(Page and application data records)
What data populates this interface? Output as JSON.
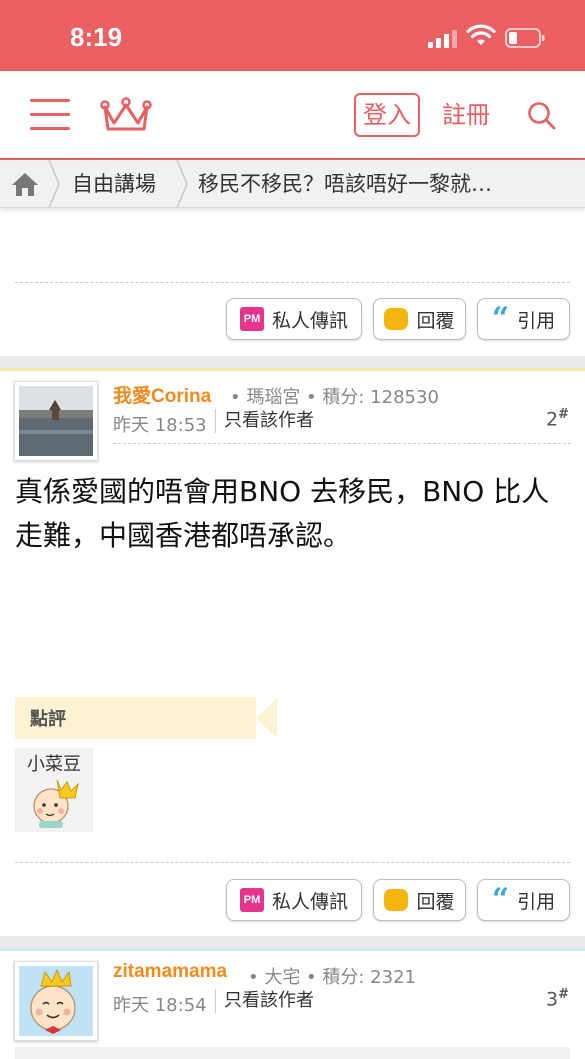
{
  "status_bar": {
    "time": "8:19"
  },
  "nav": {
    "login_label": "登入",
    "register_label": "註冊"
  },
  "breadcrumb": {
    "items": [
      {
        "label": "自由講場"
      },
      {
        "label": "移民不移民？唔該唔好一黎就…"
      }
    ]
  },
  "actions": {
    "pm_label": "私人傳訊",
    "reply_label": "回覆",
    "quote_label": "引用",
    "pm_icon_text": "PM"
  },
  "posts": [
    {
      "username": "我愛Corina",
      "meta": "• 瑪瑙宮 • 積分: 128530",
      "time": "昨天 18:53",
      "author_only": "只看該作者",
      "floor": "2",
      "floor_mark": "#",
      "content": "真係愛國的唔會用BNO 去移民，BNO 比人走難，中國香港都唔承認。",
      "comment_section_label": "點評",
      "commenters": [
        {
          "name": "小菜豆"
        }
      ]
    },
    {
      "username": "zitamamama",
      "meta": "• 大宅 • 積分: 2321",
      "time": "昨天 18:54",
      "author_only": "只看該作者",
      "floor": "3",
      "floor_mark": "#"
    }
  ],
  "colors": {
    "brand": "#ea5f62",
    "username": "#f28a1e",
    "pm": "#e6358e",
    "reply": "#f6b40e",
    "quote": "#3ba7e0"
  }
}
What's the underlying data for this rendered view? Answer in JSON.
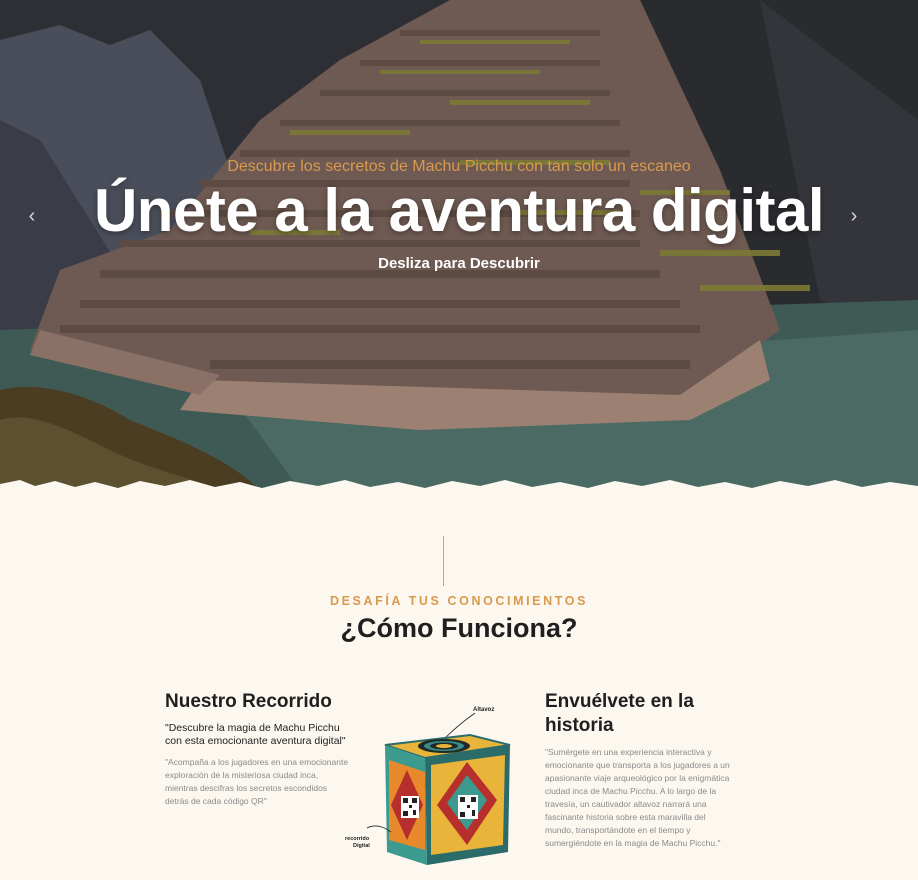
{
  "hero": {
    "subtitle": "Descubre los secretos de Machu Picchu con tan solo un escaneo",
    "title": "Únete a la aventura digital",
    "cta": "Desliza para Descubrir",
    "prev_arrow": "‹",
    "next_arrow": "›"
  },
  "section": {
    "eyebrow": "DESAFÍA TUS CONOCIMIENTOS",
    "title": "¿Cómo Funciona?"
  },
  "left_column": {
    "heading": "Nuestro Recorrido",
    "quote": "\"Descubre la magia de Machu Picchu con esta emocionante aventura digital\"",
    "body": "\"Acompaña a los jugadores en una emocionante exploración de la misteriosa ciudad inca, mientras descifras los secretos escondidos detrás de cada código QR\""
  },
  "right_column": {
    "heading": "Envuélvete en la historia",
    "body": "\"Sumérgete en una experiencia interactiva y emocionante que transporta a los jugadores a un apasionante viaje arqueológico por la enigmática ciudad inca de Machu Picchu. A lo largo de la travesía, un cautivador altavoz narrará una fascinante historia sobre esta maravilla del mundo, transportándote en el tiempo y sumergiéndote en la magia de Machu Picchu.\""
  },
  "cube": {
    "label_speaker": "Altavoz",
    "label_tour_1": "recorrido",
    "label_tour_2": "Digital"
  },
  "colors": {
    "accent": "#d99a4e",
    "cream": "#fcf8f0",
    "dark": "#1f1f1f"
  }
}
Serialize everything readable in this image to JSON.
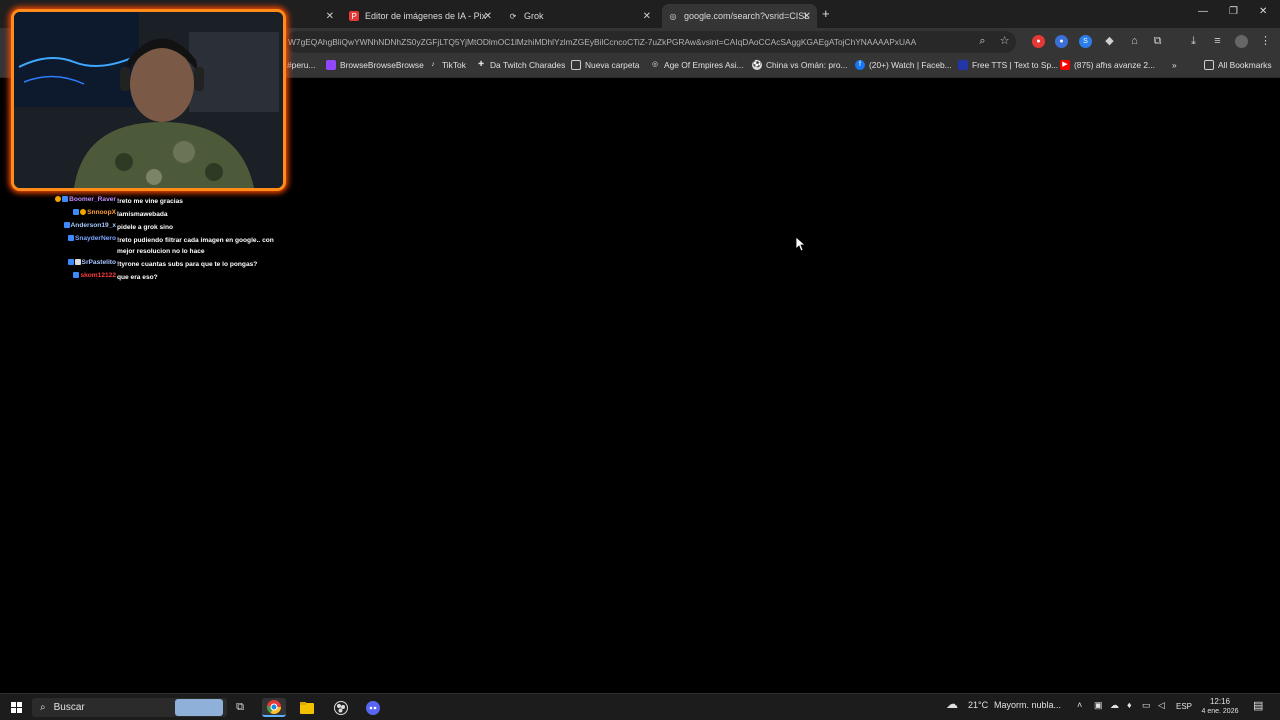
{
  "browser": {
    "tabs": [
      {
        "label": "",
        "active": false
      },
      {
        "label": "Editor de imágenes de IA - Pix",
        "active": false
      },
      {
        "label": "Grok",
        "active": false
      },
      {
        "label": "google.com/search?vsrid=CISL",
        "active": true
      }
    ],
    "new_tab": "+",
    "url": "W7gEQAhgBliQwYWNhNDNhZS0yZGFjLTQ5YjMtODlmOC1lMzhiMDhlYzlmZGEyBilCcncoCTiZ-7uZkPGRAw&vsint=CAIqDAoCCAcSAggKGAEgATojChYNAAAAPxUAA",
    "bookmarks": [
      "#peru...",
      "BrowseBrowseBrowse",
      "TikTok",
      "Da Twitch Charades",
      "Nueva carpeta",
      "Age Of Empires Asi...",
      "China vs Omán: pro...",
      "(20+) Watch | Faceb...",
      "Free TTS | Text to Sp...",
      "(875) afhs avanze 2...",
      "All Bookmarks"
    ],
    "more_bookmarks": "»"
  },
  "chat": {
    "messages": [
      {
        "user": "Boomer_Raver",
        "text": "!reto me vine gracias",
        "color": "#c58cff"
      },
      {
        "user": "SnnoopX",
        "text": "lamismawebada",
        "color": "#ff9a3c"
      },
      {
        "user": "Anderson19_x",
        "text": "pidele a grok sino",
        "color": "#a8c8ff"
      },
      {
        "user": "SnayderNero",
        "text": "!reto pudiendo filtrar cada imagen en google.. con mejor resolucion no lo hace",
        "color": "#7fa7ff"
      },
      {
        "user": "SrPastelito",
        "text": "!tyrone cuantas subs para que te lo pongas?",
        "color": "#a8c8ff"
      },
      {
        "user": "skom12122",
        "text": "que era eso?",
        "color": "#ff3b3b"
      }
    ]
  },
  "taskbar": {
    "search_placeholder": "Buscar",
    "weather_temp": "21°C",
    "weather_text": "Mayorm. nubla...",
    "language": "ESP",
    "time": "12:16",
    "date": "4 ene. 2026"
  },
  "colors": {
    "webcam_border": "#ff8c1a",
    "chrome_bg": "#1f1f1f",
    "toolbar_bg": "#353535"
  }
}
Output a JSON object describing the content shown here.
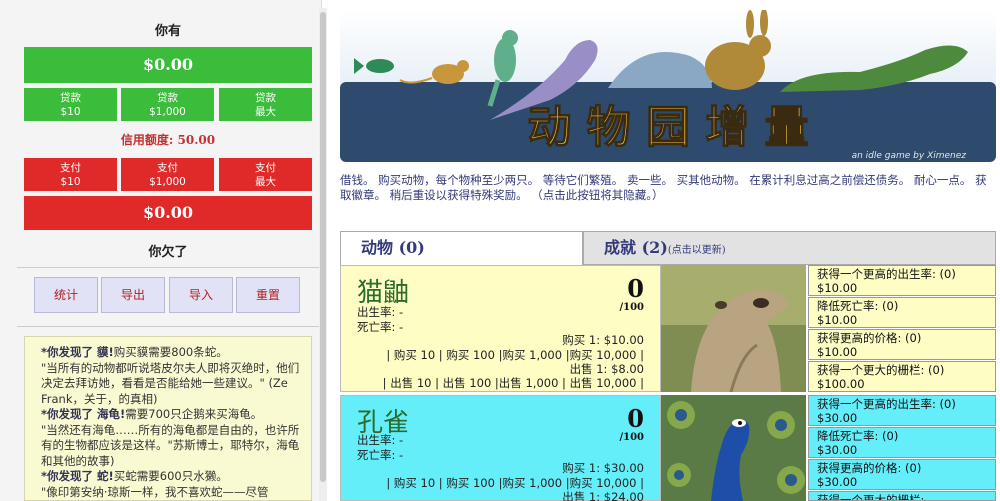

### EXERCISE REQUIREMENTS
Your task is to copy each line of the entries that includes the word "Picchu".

### RESPONSE AREA
    "subtitle": "Descubre los secretos de Machu Picchu con tan solo un escaneo",
    "quote": "\"Descubre la magia de Machu Picchu con esta emocionante aventura digital\"",
    "body": "\"Sumérgete en una experiencia interactiva y emocionante que transporta a los jugadores a un apasionante viaje arqueológico por la enigmática ciudad inca de Machu Picchu. A lo largo de la travesía, un cautivador altavoz narrará una fascinante historia sobre esta maravilla del mundo, transportándote en el tiempo y sumergiéndote en la magia de Machu Picchu.\""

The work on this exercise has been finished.